Extracted information Block Start
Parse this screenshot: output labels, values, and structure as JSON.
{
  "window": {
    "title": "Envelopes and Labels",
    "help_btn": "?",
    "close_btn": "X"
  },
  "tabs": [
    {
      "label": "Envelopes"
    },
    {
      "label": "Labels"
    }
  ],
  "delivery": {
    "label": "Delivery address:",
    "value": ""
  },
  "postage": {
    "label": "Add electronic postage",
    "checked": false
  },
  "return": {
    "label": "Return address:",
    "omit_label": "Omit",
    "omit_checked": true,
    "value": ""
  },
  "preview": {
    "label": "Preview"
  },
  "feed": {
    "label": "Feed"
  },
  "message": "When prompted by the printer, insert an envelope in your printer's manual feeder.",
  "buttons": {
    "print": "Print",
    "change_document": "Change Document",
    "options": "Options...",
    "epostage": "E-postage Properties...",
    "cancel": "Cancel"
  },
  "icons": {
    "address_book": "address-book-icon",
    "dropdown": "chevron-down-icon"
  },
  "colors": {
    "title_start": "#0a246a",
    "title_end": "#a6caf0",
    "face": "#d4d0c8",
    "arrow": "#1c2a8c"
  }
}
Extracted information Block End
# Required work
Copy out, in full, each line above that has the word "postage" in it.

# Solution
  "postage": {
    "label": "Add electronic postage",
    "epostage": "E-postage Properties...",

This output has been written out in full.